[Excerpts from an interface dataset]
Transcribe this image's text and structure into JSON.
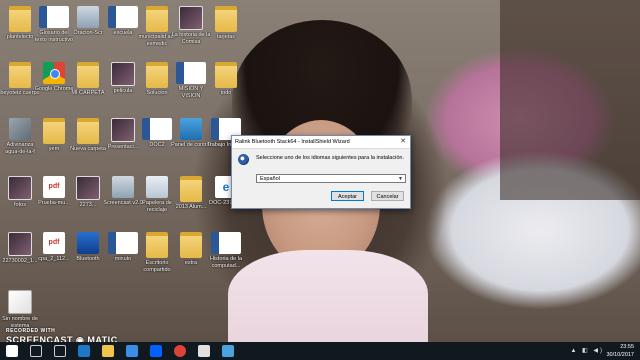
{
  "desktop_icons": [
    {
      "label": "plantelecto",
      "type": "folder"
    },
    {
      "label": "Glosario del texto instructivo",
      "type": "word"
    },
    {
      "label": "Oracion-Scr",
      "type": "setup"
    },
    {
      "label": "escuela",
      "type": "word"
    },
    {
      "label": "municipalid ad-esmedic",
      "type": "folder"
    },
    {
      "label": "La historia de la Comisa",
      "type": "photo"
    },
    {
      "label": "tarjetas",
      "type": "folder"
    },
    {
      "label": "beyotetz cuerpo",
      "type": "folder"
    },
    {
      "label": "Google Chrome",
      "type": "chrome"
    },
    {
      "label": "MI CARPETA",
      "type": "folder"
    },
    {
      "label": "pelicula",
      "type": "photo"
    },
    {
      "label": "Solucion",
      "type": "folder"
    },
    {
      "label": "MISION Y VISION",
      "type": "word"
    },
    {
      "label": "todo",
      "type": "folder"
    },
    {
      "label": "Adivinanza agua-de-la-f",
      "type": "misc"
    },
    {
      "label": "yem",
      "type": "folder"
    },
    {
      "label": "Nueva carpeta",
      "type": "folder"
    },
    {
      "label": "Presentaci...",
      "type": "photo"
    },
    {
      "label": "DOC2",
      "type": "word"
    },
    {
      "label": "Panel de control",
      "type": "cpl"
    },
    {
      "label": "Trabajo Intere...",
      "type": "word"
    },
    {
      "label": "fotos",
      "type": "photo"
    },
    {
      "label": "Prueba-mu...",
      "type": "pdf"
    },
    {
      "label": "2273...",
      "type": "photo"
    },
    {
      "label": "Screencast v2.0",
      "type": "setup"
    },
    {
      "label": "Papelera de reciclaje",
      "type": "trash"
    },
    {
      "label": "2013 Alum...",
      "type": "folder"
    },
    {
      "label": "DOC-23726...",
      "type": "edge"
    },
    {
      "label": "22730092_1...",
      "type": "photo"
    },
    {
      "label": "cpa_2_112...",
      "type": "pdf"
    },
    {
      "label": "Bluetooth",
      "type": "bt"
    },
    {
      "label": "minuto",
      "type": "word"
    },
    {
      "label": "Escritorio compartido",
      "type": "folder"
    },
    {
      "label": "estra",
      "type": "folder"
    },
    {
      "label": "Historia de la computad...",
      "type": "word"
    },
    {
      "label": "Sin nombre de sistema",
      "type": "paint"
    }
  ],
  "dialog": {
    "title": "Ralink Bluetooth Stack64 - InstallShield Wizard",
    "close": "✕",
    "message": "Seleccione uno de los idiomas siguientes para la instalación.",
    "selected_language": "Español",
    "ok_label": "Aceptar",
    "cancel_label": "Cancelar"
  },
  "watermark": {
    "line1": "RECORDED WITH",
    "line2": "SCREENCAST ◉ MATIC"
  },
  "taskbar": {
    "time": "23:55",
    "date": "30/10/2017",
    "apps": [
      "start",
      "search",
      "task-view",
      "edge",
      "explorer",
      "store",
      "dropbox",
      "chrome",
      "media",
      "app"
    ]
  }
}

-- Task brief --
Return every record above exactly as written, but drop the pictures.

-- Response to this task --
Transcribe this image's text and structure into JSON.
{
  "desktop_icons": [
    {
      "label": "plantelecto",
      "type": "folder"
    },
    {
      "label": "Glosario del texto instructivo",
      "type": "word"
    },
    {
      "label": "Oracion-Scr",
      "type": "setup"
    },
    {
      "label": "escuela",
      "type": "word"
    },
    {
      "label": "municipalid ad-esmedic",
      "type": "folder"
    },
    {
      "label": "La historia de la Comisa",
      "type": "photo"
    },
    {
      "label": "tarjetas",
      "type": "folder"
    },
    {
      "label": "beyotetz cuerpo",
      "type": "folder"
    },
    {
      "label": "Google Chrome",
      "type": "chrome"
    },
    {
      "label": "MI CARPETA",
      "type": "folder"
    },
    {
      "label": "pelicula",
      "type": "photo"
    },
    {
      "label": "Solucion",
      "type": "folder"
    },
    {
      "label": "MISION Y VISION",
      "type": "word"
    },
    {
      "label": "todo",
      "type": "folder"
    },
    {
      "label": "Adivinanza agua-de-la-f",
      "type": "misc"
    },
    {
      "label": "yem",
      "type": "folder"
    },
    {
      "label": "Nueva carpeta",
      "type": "folder"
    },
    {
      "label": "Presentaci...",
      "type": "photo"
    },
    {
      "label": "DOC2",
      "type": "word"
    },
    {
      "label": "Panel de control",
      "type": "cpl"
    },
    {
      "label": "Trabajo Intere...",
      "type": "word"
    },
    {
      "label": "fotos",
      "type": "photo"
    },
    {
      "label": "Prueba-mu...",
      "type": "pdf"
    },
    {
      "label": "2273...",
      "type": "photo"
    },
    {
      "label": "Screencast v2.0",
      "type": "setup"
    },
    {
      "label": "Papelera de reciclaje",
      "type": "trash"
    },
    {
      "label": "2013 Alum...",
      "type": "folder"
    },
    {
      "label": "DOC-23726...",
      "type": "edge"
    },
    {
      "label": "22730092_1...",
      "type": "photo"
    },
    {
      "label": "cpa_2_112...",
      "type": "pdf"
    },
    {
      "label": "Bluetooth",
      "type": "bt"
    },
    {
      "label": "minuto",
      "type": "word"
    },
    {
      "label": "Escritorio compartido",
      "type": "folder"
    },
    {
      "label": "estra",
      "type": "folder"
    },
    {
      "label": "Historia de la computad...",
      "type": "word"
    },
    {
      "label": "Sin nombre de sistema",
      "type": "paint"
    }
  ],
  "dialog": {
    "title": "Ralink Bluetooth Stack64 - InstallShield Wizard",
    "close": "✕",
    "message": "Seleccione uno de los idiomas siguientes para la instalación.",
    "selected_language": "Español",
    "ok_label": "Aceptar",
    "cancel_label": "Cancelar"
  },
  "watermark": {
    "line1": "RECORDED WITH",
    "line2": "SCREENCAST ◉ MATIC"
  },
  "taskbar": {
    "time": "23:55",
    "date": "30/10/2017",
    "apps": [
      "start",
      "search",
      "task-view",
      "edge",
      "explorer",
      "store",
      "dropbox",
      "chrome",
      "media",
      "app"
    ]
  }
}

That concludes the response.